“When we’re at the track, the hard part is actually getting to watch them,” said Christian. “Most of the time, I am in my other cars in lineup or on the track with them.”
In 2020, Christian had one sportsman modified and two late model victories. His guest driver, Williams, also paid a visit to victory lane in the late models. In addition to the wins, Christian combined with his guest drivers to amass nine top fives and nine top 10s in the three divisions that Christian’s cars compete in.
The Nuts and Bolts of the Operation
A team of regulars — Todd Buckwold, Matt Lashua, Maxham, and Tyler Tremblay — work on all of the cars in addition to Ryan Christian and his father, Scott Christian. Christian’s wife, Kaitlyn, also lends a hand when she finds a spare moment from taking care of their two children, Savannah, 8, and Cole, 5.
“In preparing the cars, I do a lot of everything, from motors to fabrication and setup,” Christian said. “My father loves to do the research on setups. We have worked on my cars at my dad’s garage and in previous years I have used my one-bay garage at home. This year, I am excited as I now have a new two-bay garage that I just built.”

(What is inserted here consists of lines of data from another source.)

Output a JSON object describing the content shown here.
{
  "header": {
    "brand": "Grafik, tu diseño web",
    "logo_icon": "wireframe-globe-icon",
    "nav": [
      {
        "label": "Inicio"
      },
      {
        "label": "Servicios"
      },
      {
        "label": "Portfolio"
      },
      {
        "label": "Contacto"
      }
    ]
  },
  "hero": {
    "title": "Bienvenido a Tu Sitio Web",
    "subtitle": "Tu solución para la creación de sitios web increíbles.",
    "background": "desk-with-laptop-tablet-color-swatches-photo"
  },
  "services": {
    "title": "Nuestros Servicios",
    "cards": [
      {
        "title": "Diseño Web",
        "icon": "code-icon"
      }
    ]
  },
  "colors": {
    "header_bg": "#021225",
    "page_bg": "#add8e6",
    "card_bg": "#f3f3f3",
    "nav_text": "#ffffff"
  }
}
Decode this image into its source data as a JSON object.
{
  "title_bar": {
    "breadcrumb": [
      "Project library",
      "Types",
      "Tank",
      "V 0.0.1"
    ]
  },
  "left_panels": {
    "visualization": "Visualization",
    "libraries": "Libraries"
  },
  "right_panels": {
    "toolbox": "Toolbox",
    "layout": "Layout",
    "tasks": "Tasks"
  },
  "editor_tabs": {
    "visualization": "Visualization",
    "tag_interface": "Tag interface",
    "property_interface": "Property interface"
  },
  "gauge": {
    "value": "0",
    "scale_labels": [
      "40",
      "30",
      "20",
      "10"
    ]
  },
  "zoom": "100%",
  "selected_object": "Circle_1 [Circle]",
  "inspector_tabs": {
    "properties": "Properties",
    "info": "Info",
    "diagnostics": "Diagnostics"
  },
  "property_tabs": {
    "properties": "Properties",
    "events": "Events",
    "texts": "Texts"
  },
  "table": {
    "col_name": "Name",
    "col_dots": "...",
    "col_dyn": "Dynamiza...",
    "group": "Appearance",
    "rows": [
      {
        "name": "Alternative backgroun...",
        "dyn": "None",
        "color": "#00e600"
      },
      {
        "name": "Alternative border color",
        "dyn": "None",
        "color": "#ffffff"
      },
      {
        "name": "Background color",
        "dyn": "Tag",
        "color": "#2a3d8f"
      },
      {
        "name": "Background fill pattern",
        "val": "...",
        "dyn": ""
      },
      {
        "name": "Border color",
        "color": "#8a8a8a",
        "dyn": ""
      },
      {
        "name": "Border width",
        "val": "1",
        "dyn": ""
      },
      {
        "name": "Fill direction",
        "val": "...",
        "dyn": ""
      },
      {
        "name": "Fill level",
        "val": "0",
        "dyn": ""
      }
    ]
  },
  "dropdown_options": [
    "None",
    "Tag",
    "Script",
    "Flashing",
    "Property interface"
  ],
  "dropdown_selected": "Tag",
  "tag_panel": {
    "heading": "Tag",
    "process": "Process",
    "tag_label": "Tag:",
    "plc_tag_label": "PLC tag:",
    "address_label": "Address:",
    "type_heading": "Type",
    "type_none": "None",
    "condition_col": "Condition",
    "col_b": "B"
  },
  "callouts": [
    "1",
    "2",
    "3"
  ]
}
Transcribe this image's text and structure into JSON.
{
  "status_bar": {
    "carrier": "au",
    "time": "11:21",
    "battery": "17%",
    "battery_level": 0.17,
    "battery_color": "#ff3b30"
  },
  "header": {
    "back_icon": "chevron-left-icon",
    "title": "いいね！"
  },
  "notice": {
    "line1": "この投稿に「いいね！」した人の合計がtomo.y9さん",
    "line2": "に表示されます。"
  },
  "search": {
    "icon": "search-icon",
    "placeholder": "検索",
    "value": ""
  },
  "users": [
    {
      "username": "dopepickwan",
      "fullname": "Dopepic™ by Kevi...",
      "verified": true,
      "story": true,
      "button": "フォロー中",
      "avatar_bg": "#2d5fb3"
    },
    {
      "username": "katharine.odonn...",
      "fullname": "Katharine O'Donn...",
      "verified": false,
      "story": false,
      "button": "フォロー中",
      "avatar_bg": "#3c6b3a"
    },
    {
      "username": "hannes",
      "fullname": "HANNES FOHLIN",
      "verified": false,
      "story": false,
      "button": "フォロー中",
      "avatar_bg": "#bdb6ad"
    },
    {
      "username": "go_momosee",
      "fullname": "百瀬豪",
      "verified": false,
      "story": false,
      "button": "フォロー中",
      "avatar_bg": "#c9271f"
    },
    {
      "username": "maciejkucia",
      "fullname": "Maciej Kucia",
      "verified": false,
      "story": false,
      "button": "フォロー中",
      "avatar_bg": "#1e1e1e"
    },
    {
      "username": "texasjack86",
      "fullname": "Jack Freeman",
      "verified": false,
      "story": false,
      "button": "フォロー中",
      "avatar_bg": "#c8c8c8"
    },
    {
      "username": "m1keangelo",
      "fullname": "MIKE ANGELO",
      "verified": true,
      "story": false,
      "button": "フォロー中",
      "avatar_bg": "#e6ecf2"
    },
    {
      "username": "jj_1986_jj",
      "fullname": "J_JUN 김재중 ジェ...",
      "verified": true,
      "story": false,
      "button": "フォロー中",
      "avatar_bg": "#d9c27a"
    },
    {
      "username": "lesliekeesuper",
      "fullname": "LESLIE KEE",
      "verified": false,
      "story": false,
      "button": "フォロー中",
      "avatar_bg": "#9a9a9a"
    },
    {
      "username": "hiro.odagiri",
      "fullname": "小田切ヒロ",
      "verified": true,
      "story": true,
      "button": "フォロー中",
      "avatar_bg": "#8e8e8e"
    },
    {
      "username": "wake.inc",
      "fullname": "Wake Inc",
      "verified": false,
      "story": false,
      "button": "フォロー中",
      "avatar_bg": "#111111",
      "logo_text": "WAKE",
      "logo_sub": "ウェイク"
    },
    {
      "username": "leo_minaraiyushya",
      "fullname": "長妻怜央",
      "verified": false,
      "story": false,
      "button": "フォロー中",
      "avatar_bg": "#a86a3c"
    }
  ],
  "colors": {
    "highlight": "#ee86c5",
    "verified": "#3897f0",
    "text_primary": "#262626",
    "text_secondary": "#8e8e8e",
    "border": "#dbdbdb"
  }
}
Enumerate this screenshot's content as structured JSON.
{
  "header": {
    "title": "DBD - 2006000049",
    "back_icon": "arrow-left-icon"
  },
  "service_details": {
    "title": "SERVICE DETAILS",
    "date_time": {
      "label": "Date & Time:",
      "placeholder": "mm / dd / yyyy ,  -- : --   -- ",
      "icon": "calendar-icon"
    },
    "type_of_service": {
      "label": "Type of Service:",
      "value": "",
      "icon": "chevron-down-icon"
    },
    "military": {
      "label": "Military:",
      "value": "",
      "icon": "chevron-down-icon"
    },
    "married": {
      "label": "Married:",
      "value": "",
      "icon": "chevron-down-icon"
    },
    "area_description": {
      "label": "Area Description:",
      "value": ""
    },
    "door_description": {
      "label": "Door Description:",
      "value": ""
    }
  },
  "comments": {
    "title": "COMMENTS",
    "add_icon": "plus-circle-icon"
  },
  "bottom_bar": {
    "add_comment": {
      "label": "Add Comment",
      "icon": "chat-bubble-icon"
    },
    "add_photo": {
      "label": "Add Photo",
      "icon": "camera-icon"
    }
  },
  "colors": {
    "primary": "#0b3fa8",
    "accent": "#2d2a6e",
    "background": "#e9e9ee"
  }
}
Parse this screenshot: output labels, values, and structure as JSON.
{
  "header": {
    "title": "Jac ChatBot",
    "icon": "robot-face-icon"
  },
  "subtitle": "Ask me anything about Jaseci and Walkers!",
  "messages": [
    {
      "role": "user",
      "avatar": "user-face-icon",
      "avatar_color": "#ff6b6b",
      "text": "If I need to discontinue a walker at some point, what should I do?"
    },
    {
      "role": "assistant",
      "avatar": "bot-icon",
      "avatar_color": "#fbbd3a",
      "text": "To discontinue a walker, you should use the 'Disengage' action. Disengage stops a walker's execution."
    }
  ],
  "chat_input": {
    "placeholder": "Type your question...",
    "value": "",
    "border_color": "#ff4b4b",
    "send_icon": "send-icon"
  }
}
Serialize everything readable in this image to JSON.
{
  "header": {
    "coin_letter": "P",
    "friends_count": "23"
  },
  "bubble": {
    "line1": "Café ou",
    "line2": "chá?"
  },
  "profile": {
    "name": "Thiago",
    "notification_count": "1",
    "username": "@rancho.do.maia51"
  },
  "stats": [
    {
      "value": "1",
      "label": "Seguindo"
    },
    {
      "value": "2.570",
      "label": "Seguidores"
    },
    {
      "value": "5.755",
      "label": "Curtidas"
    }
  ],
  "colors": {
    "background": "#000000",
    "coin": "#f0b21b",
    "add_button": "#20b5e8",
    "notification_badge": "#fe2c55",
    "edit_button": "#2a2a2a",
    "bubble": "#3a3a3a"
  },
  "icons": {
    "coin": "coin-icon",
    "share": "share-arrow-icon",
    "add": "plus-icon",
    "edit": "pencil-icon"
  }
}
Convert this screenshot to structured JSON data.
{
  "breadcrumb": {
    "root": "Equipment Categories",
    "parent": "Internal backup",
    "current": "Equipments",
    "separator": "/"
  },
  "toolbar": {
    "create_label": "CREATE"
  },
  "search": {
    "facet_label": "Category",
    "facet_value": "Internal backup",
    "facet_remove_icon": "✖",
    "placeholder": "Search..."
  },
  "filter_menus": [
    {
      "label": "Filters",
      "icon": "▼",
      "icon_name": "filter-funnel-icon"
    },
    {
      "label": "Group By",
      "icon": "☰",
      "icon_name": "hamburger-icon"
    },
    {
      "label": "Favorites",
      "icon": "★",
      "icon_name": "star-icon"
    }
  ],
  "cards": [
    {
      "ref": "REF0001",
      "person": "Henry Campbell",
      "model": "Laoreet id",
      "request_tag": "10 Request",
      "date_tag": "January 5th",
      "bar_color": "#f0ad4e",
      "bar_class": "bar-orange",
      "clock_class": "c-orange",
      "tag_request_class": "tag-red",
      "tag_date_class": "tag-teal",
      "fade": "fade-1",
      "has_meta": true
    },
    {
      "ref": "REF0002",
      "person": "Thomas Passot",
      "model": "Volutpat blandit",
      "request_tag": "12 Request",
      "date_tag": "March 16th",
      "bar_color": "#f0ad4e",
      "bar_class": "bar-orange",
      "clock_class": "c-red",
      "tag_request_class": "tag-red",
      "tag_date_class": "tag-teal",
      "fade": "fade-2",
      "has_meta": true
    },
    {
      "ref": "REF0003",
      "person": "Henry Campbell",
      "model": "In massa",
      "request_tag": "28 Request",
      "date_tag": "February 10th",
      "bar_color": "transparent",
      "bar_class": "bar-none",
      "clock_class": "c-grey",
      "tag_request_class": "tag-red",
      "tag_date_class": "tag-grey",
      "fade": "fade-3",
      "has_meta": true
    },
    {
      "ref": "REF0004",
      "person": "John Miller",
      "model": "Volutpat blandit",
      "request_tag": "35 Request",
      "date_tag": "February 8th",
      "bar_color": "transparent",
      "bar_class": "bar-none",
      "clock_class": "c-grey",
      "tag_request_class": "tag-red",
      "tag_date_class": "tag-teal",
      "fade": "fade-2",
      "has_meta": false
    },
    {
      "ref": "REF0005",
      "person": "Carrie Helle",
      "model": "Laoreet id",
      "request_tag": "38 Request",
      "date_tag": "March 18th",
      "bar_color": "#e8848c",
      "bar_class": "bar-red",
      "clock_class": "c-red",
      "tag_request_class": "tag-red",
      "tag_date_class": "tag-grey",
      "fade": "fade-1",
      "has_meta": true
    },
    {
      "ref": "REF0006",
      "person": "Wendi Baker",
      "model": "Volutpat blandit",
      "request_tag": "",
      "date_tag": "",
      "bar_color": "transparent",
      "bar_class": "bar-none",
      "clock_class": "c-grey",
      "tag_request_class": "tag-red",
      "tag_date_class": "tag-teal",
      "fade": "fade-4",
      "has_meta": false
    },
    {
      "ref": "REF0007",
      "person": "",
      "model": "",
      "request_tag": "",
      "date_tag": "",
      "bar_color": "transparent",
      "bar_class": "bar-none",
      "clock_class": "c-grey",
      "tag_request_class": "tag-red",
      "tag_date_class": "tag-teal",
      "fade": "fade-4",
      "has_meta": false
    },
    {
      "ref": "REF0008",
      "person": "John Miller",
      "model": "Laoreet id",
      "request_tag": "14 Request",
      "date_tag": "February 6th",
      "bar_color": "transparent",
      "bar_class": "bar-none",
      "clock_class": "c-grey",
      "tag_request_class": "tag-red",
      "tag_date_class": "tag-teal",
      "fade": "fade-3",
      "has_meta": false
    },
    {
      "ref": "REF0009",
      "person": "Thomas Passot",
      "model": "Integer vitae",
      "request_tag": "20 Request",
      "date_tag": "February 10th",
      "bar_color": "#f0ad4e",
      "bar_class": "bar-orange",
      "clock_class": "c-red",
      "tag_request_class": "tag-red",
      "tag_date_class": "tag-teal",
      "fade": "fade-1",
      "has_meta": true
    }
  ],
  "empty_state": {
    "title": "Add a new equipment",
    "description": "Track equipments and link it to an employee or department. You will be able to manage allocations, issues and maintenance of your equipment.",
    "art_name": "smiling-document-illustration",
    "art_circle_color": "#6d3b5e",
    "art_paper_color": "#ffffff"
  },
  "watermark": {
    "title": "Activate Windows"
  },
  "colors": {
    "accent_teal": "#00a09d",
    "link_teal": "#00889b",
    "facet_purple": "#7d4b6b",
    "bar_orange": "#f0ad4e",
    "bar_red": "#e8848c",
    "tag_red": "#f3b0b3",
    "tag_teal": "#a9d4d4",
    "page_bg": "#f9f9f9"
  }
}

Christian uses a two-car open trailer and two single-car trailers to get his race cars to the track. Christian drives the two-car one, Maxham the single-car, and whoever Christian can find to tow the other single-car trailer. Maxham, Christian’s right-hand man, enables Christian to race multiple divisions on a given night.
“I honestly wouldn’t be able to do it without Tyler Maxham,” said Christian. “He makes sure my cars are in line, ready to go, if it is a back-to-back race.”
Two sponsors help fund the operation — Sabil & Sons, Inc., a towing and recovery company out of White River Junction, Vermont, and Upper Valley Line-X & Dyer’s Welding of Canaan, New Hampshire. The rest comes out of Christian’s pocket. Christian works as a mechanic at R&L Automotive in Canaan, New Hampshire, a business specializing in towing, repairs and used vehicles.
The Season Ahead
The fleet for Ryan Christian just got bigger for 2021.
“I plan on racing a street stock on asphalt at Claremont Motorsports Park in Claremont, New Hampshire,” Christian said. “I will also be running my dirt cars.”
Christian may add a few more cars and drivers in the future.
“I hope to be still racing and introducing my kids to driving,” said Christian. “I look forward to helping them in their racing adventures.”
Christian wants to keep racing as much and with as many cars as he can for as long as he can.
“As long as you’re having fun and have a good group to help you out, that is what racing is all about — fun and family,” Christian said.
The Outside Groove contributor first started photographing auto racing in 1997, with some of his work appearing on the original Outside Groove. The award-winning writer and photographer from Vermont has covered the sport throughout New England, New York, and Canada.